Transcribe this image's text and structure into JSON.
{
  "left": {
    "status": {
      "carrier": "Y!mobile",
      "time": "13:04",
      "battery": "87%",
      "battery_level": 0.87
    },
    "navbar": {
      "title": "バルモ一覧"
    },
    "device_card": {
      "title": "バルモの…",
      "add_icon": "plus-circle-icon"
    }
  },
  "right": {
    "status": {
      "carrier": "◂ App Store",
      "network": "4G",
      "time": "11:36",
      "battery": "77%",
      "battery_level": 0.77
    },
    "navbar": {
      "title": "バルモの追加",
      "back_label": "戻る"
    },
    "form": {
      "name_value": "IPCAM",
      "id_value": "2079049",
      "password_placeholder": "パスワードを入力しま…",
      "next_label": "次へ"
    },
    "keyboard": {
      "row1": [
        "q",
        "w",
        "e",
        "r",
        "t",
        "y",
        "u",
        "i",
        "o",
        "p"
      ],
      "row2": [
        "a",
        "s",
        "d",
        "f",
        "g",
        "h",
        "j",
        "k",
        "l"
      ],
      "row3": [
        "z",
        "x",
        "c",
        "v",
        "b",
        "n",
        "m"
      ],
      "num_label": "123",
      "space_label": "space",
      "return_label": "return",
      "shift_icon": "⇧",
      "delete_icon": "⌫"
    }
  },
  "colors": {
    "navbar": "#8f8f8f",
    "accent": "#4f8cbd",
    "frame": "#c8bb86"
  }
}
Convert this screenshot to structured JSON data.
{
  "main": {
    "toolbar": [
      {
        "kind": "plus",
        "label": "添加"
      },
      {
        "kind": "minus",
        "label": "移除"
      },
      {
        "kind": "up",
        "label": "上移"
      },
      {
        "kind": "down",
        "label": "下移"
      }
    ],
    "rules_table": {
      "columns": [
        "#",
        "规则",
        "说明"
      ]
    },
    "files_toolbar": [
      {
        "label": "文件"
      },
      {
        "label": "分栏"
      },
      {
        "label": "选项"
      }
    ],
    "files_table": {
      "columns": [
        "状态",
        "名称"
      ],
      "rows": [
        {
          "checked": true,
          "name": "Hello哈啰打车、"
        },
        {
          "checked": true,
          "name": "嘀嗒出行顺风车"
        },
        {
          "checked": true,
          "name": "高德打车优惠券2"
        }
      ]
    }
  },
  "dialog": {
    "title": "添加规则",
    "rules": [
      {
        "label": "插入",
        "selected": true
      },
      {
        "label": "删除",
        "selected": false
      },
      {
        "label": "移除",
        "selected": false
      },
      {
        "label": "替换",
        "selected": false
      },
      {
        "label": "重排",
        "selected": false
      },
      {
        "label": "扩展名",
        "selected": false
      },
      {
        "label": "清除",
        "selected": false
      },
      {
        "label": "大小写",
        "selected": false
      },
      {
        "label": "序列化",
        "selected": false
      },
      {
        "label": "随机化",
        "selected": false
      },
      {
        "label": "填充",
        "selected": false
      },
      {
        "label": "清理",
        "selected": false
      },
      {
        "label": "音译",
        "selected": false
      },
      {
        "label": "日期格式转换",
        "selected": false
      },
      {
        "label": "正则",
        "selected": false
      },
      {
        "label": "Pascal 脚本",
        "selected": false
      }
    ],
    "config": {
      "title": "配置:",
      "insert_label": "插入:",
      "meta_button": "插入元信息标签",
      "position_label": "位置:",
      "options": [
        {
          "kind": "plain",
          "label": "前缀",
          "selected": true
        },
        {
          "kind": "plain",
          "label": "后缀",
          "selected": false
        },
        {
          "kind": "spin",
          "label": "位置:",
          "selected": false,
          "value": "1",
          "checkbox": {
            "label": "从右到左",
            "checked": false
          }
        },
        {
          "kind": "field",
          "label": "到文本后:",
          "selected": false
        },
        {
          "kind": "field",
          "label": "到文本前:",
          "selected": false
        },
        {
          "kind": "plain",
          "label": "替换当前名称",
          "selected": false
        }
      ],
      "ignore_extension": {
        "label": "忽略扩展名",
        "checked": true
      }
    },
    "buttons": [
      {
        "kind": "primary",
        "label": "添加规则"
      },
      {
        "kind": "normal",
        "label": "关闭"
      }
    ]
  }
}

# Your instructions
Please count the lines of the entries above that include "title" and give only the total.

# Finished exercise
5